Quick: What do you get when you cross a polynomial or rational function? (dramatic pause) A rational or polynomial inequality! (Of course it's not funny. This is math.)
As with all inequalities, these ones will result in a "shading one side of the number line" situation, or perhaps an "interval notation" situation, or both. No worries, though! The first video below will be a reprise of a video about quadratic inequalities from back in Algebra, when we only saw exponents of x2. The videos after that will break into the bigtime of higher-power polynomial inequalities. Rational inequalities are very similar, with slight differences, so that's why they're in this chapter with the others. Now sit back, and relax, and see how "test points" are your new best friend!
This video is all about what to do when your quadratic "equation" suddenly has a "<" or ">" instead of an equals sign. Not surprisingly, to solve "quadratic inequalities" we'll use a fun combination of the "quadratic" methods from this chapter (factoring mostly) and solving inequalities stuff from the previous chapter.
Not so different from the quadratic inequalities of the previous video, just more spots on number line! Plus, since there's more factors to play with (as your egghead teacher might say), they can pull some fun (their word) and/or mean tricks (mine) with exponents and repeated roots.

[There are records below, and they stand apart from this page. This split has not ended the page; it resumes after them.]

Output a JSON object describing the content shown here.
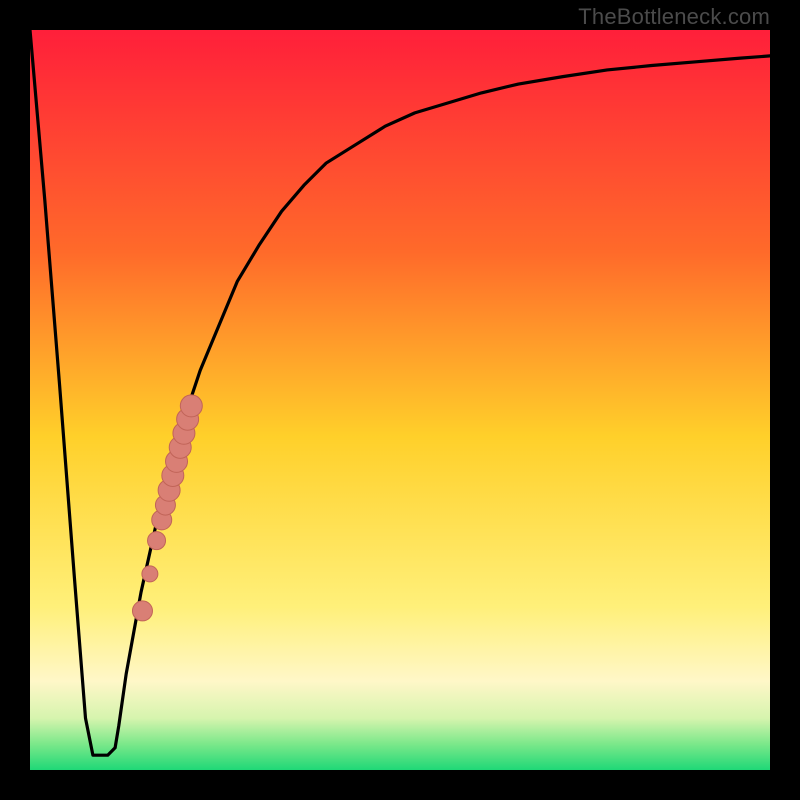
{
  "attribution": "TheBottleneck.com",
  "colors": {
    "top": "#ff1f3a",
    "upper_mid": "#ff9a2a",
    "mid": "#ffe12a",
    "lower_mid": "#fff59a",
    "base_pale": "#d7f7b8",
    "base_green": "#22e07a",
    "curve": "#000000",
    "marker_fill": "#d97f75",
    "marker_stroke": "#c16458",
    "frame": "#000000"
  },
  "chart_data": {
    "type": "line",
    "xlim": [
      0,
      1
    ],
    "ylim": [
      0,
      1
    ],
    "xlabel": "",
    "ylabel": "",
    "title": "",
    "series": [
      {
        "name": "bottleneck-curve",
        "x": [
          0.0,
          0.02,
          0.04,
          0.06,
          0.075,
          0.085,
          0.095,
          0.105,
          0.115,
          0.12,
          0.13,
          0.15,
          0.17,
          0.19,
          0.21,
          0.23,
          0.255,
          0.28,
          0.31,
          0.34,
          0.37,
          0.4,
          0.44,
          0.48,
          0.52,
          0.56,
          0.61,
          0.66,
          0.72,
          0.78,
          0.84,
          0.9,
          0.96,
          1.0
        ],
        "y": [
          1.0,
          0.77,
          0.52,
          0.26,
          0.07,
          0.02,
          0.02,
          0.02,
          0.03,
          0.06,
          0.13,
          0.24,
          0.33,
          0.41,
          0.48,
          0.54,
          0.6,
          0.66,
          0.71,
          0.755,
          0.79,
          0.82,
          0.845,
          0.87,
          0.888,
          0.9,
          0.915,
          0.927,
          0.937,
          0.946,
          0.952,
          0.957,
          0.962,
          0.965
        ]
      }
    ],
    "markers": [
      {
        "x": 0.152,
        "y": 0.215,
        "r": 10
      },
      {
        "x": 0.162,
        "y": 0.265,
        "r": 8
      },
      {
        "x": 0.171,
        "y": 0.31,
        "r": 9
      },
      {
        "x": 0.178,
        "y": 0.338,
        "r": 10
      },
      {
        "x": 0.183,
        "y": 0.358,
        "r": 10
      },
      {
        "x": 0.188,
        "y": 0.378,
        "r": 11
      },
      {
        "x": 0.193,
        "y": 0.398,
        "r": 11
      },
      {
        "x": 0.198,
        "y": 0.417,
        "r": 11
      },
      {
        "x": 0.203,
        "y": 0.436,
        "r": 11
      },
      {
        "x": 0.208,
        "y": 0.455,
        "r": 11
      },
      {
        "x": 0.213,
        "y": 0.474,
        "r": 11
      },
      {
        "x": 0.218,
        "y": 0.492,
        "r": 11
      }
    ],
    "gradient_stops": [
      {
        "offset": 0.0,
        "color": "#ff1f3a"
      },
      {
        "offset": 0.3,
        "color": "#ff6a2a"
      },
      {
        "offset": 0.55,
        "color": "#ffd02a"
      },
      {
        "offset": 0.78,
        "color": "#fff07a"
      },
      {
        "offset": 0.88,
        "color": "#fff7c8"
      },
      {
        "offset": 0.93,
        "color": "#d6f4ae"
      },
      {
        "offset": 0.965,
        "color": "#7be88a"
      },
      {
        "offset": 1.0,
        "color": "#1fd877"
      }
    ]
  }
}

What happens when you put two polynomials above each other in an inequality? Believe it or not, it's not that much worse than if there was no fraction, just gotta be careful with open dots! (For a refresher on finding common denominators when x's and x2's are involved, check out my solving rational equations video.)
If you do not have an account, you should get one, because it is awesome! You can save a playlist for each test or each chapter, and save your "greatest hits" into a "watch right before the final" list (not that we recommend cramming, but when in Rome...)